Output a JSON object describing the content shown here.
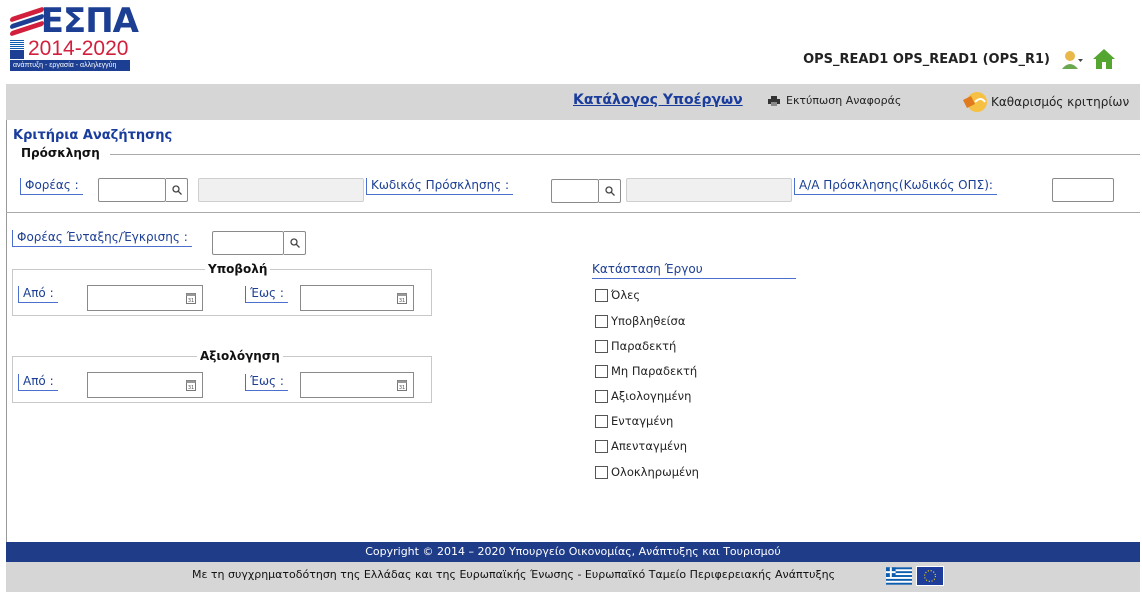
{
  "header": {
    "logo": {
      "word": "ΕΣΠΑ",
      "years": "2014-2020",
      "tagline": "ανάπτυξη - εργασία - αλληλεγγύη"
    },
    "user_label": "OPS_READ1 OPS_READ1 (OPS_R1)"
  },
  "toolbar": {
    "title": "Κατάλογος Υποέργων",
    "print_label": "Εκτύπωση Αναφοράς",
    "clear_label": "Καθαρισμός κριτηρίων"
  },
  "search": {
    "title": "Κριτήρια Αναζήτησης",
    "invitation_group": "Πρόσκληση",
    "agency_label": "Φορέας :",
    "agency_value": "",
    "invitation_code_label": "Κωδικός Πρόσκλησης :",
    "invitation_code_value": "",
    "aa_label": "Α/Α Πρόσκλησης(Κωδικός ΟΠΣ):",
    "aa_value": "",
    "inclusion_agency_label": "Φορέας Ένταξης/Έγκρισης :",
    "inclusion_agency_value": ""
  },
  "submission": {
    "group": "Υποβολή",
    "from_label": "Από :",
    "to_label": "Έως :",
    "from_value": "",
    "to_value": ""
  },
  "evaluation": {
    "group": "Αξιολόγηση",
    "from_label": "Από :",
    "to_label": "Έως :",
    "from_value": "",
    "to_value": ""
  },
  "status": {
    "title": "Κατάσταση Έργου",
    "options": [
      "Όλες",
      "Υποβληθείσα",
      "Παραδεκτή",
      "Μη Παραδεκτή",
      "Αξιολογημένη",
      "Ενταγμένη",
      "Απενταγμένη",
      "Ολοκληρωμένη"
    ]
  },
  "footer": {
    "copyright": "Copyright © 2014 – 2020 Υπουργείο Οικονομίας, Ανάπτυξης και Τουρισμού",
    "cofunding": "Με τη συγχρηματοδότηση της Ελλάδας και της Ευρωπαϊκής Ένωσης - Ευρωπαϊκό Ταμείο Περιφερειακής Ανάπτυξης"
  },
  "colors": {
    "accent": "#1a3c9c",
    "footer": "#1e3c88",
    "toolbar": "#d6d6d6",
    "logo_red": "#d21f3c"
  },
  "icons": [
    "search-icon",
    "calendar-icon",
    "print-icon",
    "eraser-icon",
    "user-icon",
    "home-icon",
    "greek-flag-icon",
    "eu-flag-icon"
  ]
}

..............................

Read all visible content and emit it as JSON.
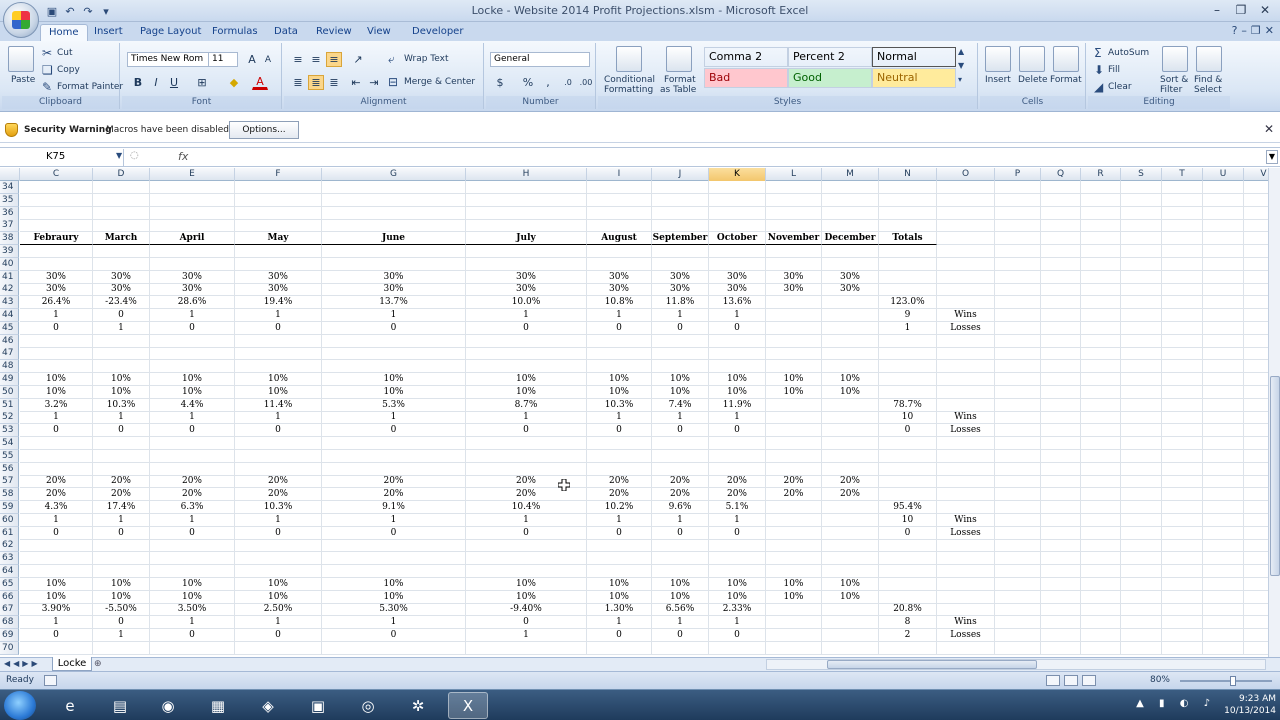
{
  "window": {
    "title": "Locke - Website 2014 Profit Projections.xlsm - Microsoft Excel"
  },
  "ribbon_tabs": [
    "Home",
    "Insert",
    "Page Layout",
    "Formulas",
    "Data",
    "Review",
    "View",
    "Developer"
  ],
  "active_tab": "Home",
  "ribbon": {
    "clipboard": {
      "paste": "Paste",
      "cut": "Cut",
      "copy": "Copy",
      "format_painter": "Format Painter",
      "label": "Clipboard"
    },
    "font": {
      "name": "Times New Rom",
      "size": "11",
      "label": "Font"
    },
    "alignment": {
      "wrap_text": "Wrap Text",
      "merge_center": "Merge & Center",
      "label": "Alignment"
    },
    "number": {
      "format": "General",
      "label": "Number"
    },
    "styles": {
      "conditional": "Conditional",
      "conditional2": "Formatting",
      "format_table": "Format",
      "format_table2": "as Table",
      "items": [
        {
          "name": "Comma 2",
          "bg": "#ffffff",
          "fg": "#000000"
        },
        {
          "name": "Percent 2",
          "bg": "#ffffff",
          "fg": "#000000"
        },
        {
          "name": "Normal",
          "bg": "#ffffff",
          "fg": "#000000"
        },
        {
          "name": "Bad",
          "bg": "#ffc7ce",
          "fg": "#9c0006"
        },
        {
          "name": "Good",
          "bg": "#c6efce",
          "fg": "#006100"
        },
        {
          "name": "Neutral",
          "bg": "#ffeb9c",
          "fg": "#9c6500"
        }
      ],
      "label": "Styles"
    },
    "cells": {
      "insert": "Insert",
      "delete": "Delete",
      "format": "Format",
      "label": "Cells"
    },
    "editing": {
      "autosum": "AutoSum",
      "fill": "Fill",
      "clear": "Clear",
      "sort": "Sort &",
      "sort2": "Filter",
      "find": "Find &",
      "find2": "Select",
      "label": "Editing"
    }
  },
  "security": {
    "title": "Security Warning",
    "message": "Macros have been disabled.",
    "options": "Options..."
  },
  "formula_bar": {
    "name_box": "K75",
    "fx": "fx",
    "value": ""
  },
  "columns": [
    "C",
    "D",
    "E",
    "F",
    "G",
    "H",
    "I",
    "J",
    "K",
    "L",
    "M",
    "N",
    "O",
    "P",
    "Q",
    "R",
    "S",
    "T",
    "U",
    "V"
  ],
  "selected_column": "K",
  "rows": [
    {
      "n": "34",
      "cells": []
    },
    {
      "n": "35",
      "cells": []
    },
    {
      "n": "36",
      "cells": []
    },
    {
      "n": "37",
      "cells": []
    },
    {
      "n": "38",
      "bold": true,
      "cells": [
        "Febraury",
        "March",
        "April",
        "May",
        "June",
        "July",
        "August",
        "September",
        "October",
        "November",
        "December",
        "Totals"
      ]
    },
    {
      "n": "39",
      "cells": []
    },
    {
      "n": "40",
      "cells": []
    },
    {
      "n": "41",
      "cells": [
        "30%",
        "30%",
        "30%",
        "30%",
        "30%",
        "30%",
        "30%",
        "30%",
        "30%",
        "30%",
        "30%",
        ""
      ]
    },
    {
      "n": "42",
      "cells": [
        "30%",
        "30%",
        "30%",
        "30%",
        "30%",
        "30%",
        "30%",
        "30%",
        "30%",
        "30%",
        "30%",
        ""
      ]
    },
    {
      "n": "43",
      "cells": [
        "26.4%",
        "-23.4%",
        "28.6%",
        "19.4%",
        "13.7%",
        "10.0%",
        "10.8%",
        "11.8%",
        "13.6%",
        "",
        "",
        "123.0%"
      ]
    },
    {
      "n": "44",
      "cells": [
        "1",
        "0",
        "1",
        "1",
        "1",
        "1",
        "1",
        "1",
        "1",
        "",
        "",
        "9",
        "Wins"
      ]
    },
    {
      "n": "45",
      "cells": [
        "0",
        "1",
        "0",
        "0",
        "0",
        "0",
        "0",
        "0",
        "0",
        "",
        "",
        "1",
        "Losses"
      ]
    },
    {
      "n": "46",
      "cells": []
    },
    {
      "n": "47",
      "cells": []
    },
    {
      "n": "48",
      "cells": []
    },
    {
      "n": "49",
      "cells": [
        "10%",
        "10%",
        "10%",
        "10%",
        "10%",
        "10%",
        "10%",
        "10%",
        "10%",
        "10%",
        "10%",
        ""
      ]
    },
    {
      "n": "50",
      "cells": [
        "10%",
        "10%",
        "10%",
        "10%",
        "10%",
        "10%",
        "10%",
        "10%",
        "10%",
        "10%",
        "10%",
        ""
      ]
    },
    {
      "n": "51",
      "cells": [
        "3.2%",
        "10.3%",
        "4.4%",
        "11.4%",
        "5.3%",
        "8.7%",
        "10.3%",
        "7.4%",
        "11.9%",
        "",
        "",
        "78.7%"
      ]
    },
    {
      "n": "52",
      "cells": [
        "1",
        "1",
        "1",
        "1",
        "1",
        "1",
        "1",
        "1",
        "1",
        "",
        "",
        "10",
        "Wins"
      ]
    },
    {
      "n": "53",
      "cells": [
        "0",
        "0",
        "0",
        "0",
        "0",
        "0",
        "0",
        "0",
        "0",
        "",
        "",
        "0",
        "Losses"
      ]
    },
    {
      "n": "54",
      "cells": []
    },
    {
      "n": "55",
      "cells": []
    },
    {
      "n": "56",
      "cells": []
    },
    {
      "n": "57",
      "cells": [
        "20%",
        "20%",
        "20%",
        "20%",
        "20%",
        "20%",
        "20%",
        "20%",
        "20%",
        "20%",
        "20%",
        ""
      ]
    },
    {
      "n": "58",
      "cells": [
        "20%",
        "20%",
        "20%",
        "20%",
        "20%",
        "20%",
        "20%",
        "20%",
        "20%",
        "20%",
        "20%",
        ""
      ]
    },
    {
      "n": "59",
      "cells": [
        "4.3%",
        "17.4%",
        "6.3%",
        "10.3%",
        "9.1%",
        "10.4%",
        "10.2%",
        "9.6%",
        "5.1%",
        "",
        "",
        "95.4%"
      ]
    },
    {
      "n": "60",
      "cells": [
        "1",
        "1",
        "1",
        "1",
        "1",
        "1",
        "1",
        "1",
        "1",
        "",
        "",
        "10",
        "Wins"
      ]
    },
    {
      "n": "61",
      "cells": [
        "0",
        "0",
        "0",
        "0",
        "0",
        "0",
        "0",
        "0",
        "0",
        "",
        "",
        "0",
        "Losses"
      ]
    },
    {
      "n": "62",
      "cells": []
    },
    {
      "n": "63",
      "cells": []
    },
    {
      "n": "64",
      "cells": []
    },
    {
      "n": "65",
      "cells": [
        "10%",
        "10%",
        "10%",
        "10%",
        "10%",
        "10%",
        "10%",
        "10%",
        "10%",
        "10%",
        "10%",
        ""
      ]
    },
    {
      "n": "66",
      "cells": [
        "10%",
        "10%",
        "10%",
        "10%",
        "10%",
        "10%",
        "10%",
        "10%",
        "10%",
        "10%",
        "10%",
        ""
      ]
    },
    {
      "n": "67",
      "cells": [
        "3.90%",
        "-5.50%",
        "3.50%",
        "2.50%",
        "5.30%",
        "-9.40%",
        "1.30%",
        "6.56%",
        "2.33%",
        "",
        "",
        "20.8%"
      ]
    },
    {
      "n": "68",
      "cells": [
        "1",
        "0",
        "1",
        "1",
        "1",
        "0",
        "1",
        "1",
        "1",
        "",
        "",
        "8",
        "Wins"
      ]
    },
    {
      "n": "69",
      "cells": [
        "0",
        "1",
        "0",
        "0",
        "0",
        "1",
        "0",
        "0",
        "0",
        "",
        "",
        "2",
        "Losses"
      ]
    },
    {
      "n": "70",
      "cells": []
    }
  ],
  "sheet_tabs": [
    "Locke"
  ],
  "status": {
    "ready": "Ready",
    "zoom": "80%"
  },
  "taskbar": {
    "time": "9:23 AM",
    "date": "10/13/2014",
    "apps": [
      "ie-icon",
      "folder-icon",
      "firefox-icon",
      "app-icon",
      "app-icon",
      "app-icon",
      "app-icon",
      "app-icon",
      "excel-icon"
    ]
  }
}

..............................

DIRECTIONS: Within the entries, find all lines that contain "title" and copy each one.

TASK RESULT:
    "title": "Κατάλογος Υποέργων",
    "title": "Κριτήρια Αναζήτησης",
    "title": "Κατάσταση Έργου",
    "title": "Locke - Website 2014 Profit Projections.xlsm - Microsoft Excel"
    "title": "Security Warning",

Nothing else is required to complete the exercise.